------ SUPPLIED MATERIAL ------
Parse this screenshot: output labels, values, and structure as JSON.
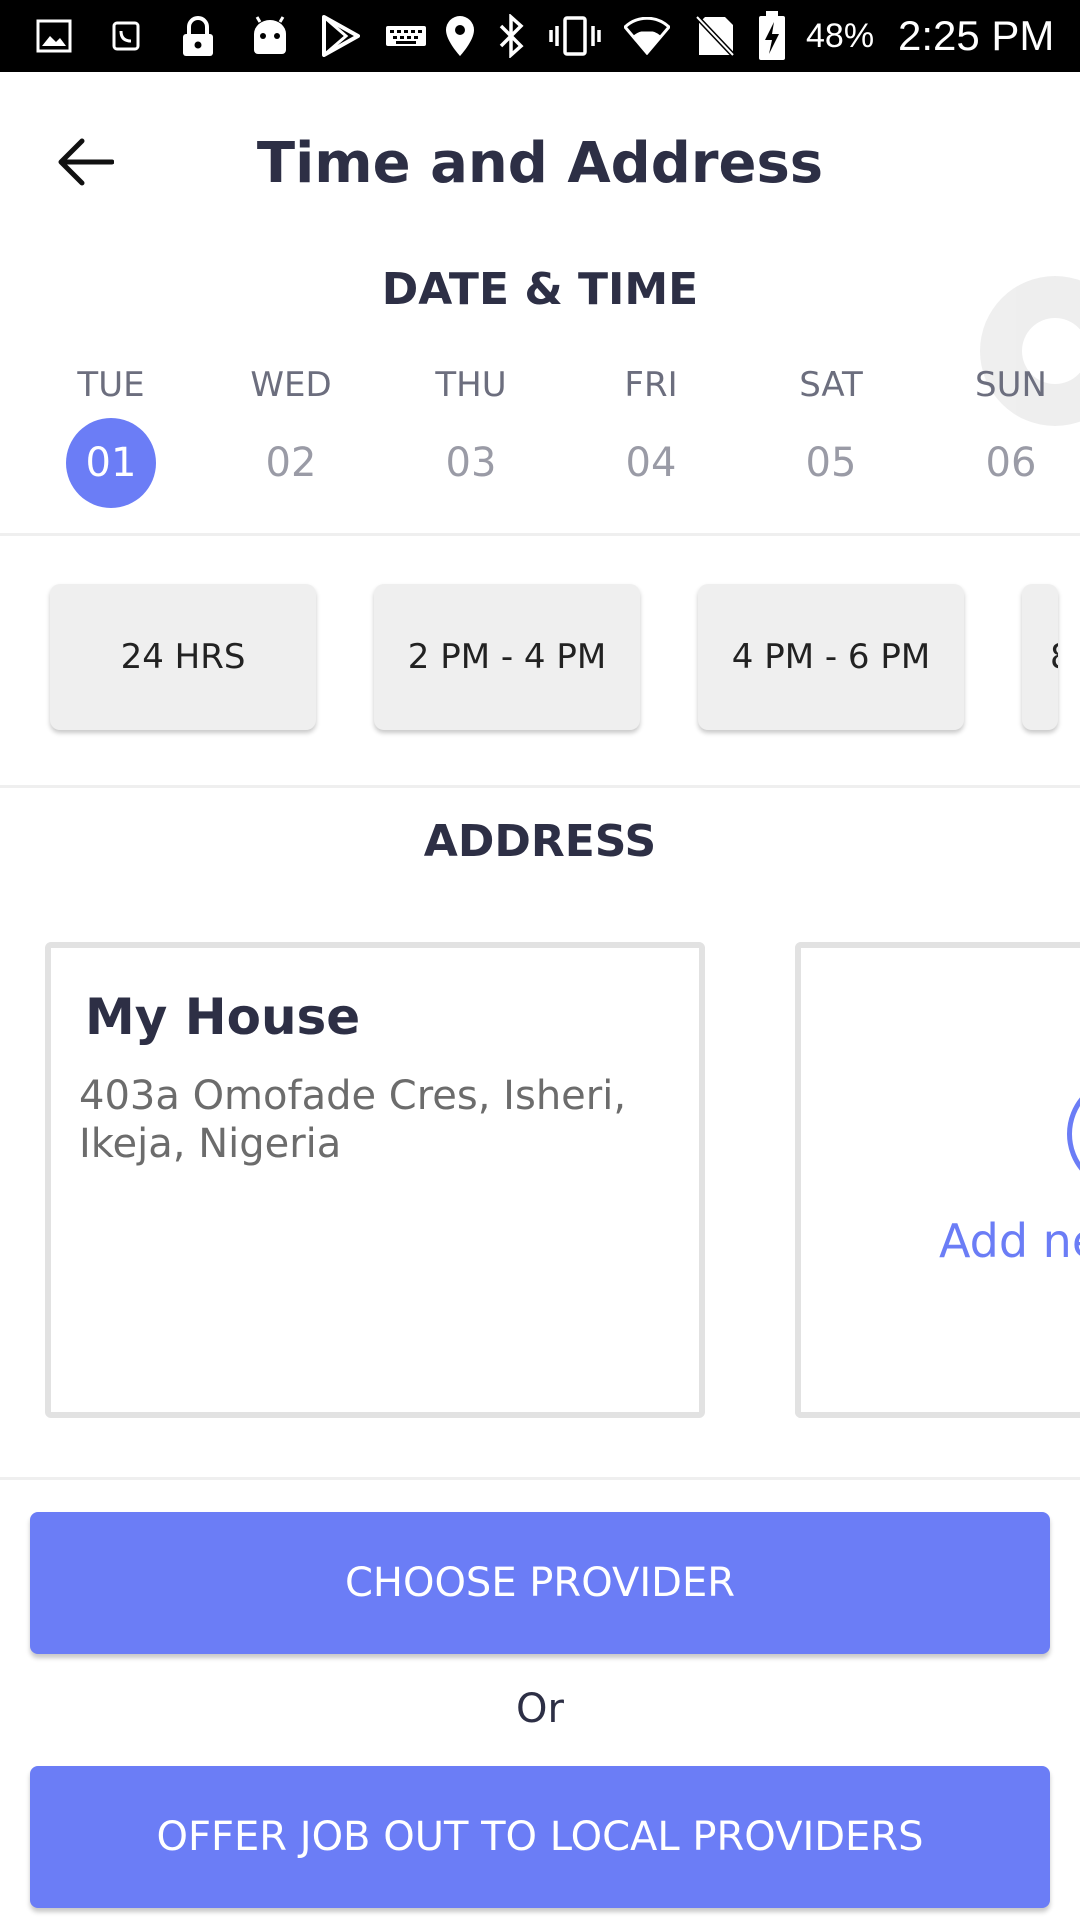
{
  "status_bar": {
    "battery_percent": "48%",
    "time": "2:25 PM",
    "icons": [
      "image-icon",
      "phone-card-icon",
      "lock-icon",
      "android-icon",
      "play-store-icon",
      "keyboard-icon",
      "location-icon",
      "bluetooth-icon",
      "vibrate-icon",
      "wifi-icon",
      "no-sim-icon",
      "battery-charging-icon"
    ]
  },
  "header": {
    "title": "Time and Address",
    "back_icon": "arrow-left-icon"
  },
  "date_time": {
    "section_title": "DATE & TIME",
    "days": [
      {
        "dow": "TUE",
        "date": "01",
        "selected": true
      },
      {
        "dow": "WED",
        "date": "02",
        "selected": false
      },
      {
        "dow": "THU",
        "date": "03",
        "selected": false
      },
      {
        "dow": "FRI",
        "date": "04",
        "selected": false
      },
      {
        "dow": "SAT",
        "date": "05",
        "selected": false
      },
      {
        "dow": "SUN",
        "date": "06",
        "selected": false
      }
    ],
    "time_slots": [
      "24 HRS",
      "2 PM - 4 PM",
      "4 PM - 6 PM",
      "8"
    ]
  },
  "address": {
    "section_title": "ADDRESS",
    "cards": [
      {
        "name": "My House",
        "line": "403a Omofade Cres, Isheri, Ikeja, Nigeria"
      }
    ],
    "add_new_label": "Add ne"
  },
  "actions": {
    "choose_provider": "CHOOSE PROVIDER",
    "or": "Or",
    "offer_job": "OFFER JOB OUT TO LOCAL PROVIDERS"
  },
  "colors": {
    "accent": "#6b7df6",
    "text_dark": "#2d2f45",
    "status_bar": "#000000"
  }
}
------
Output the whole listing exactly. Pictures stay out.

§ **RESPONSE TO THIS TASK**:
Parse this screenshot: output labels, values, and structure as JSON.
{
  "status_bar": {
    "battery_percent": "48%",
    "time": "2:25 PM",
    "icons": [
      "image-icon",
      "phone-card-icon",
      "lock-icon",
      "android-icon",
      "play-store-icon",
      "keyboard-icon",
      "location-icon",
      "bluetooth-icon",
      "vibrate-icon",
      "wifi-icon",
      "no-sim-icon",
      "battery-charging-icon"
    ]
  },
  "header": {
    "title": "Time and Address",
    "back_icon": "arrow-left-icon"
  },
  "date_time": {
    "section_title": "DATE & TIME",
    "days": [
      {
        "dow": "TUE",
        "date": "01",
        "selected": true
      },
      {
        "dow": "WED",
        "date": "02",
        "selected": false
      },
      {
        "dow": "THU",
        "date": "03",
        "selected": false
      },
      {
        "dow": "FRI",
        "date": "04",
        "selected": false
      },
      {
        "dow": "SAT",
        "date": "05",
        "selected": false
      },
      {
        "dow": "SUN",
        "date": "06",
        "selected": false
      }
    ],
    "time_slots": [
      "24 HRS",
      "2 PM - 4 PM",
      "4 PM - 6 PM",
      "8"
    ]
  },
  "address": {
    "section_title": "ADDRESS",
    "cards": [
      {
        "name": "My House",
        "line": "403a Omofade Cres, Isheri, Ikeja, Nigeria"
      }
    ],
    "add_new_label": "Add ne"
  },
  "actions": {
    "choose_provider": "CHOOSE PROVIDER",
    "or": "Or",
    "offer_job": "OFFER JOB OUT TO LOCAL PROVIDERS"
  },
  "colors": {
    "accent": "#6b7df6",
    "text_dark": "#2d2f45",
    "status_bar": "#000000"
  }
}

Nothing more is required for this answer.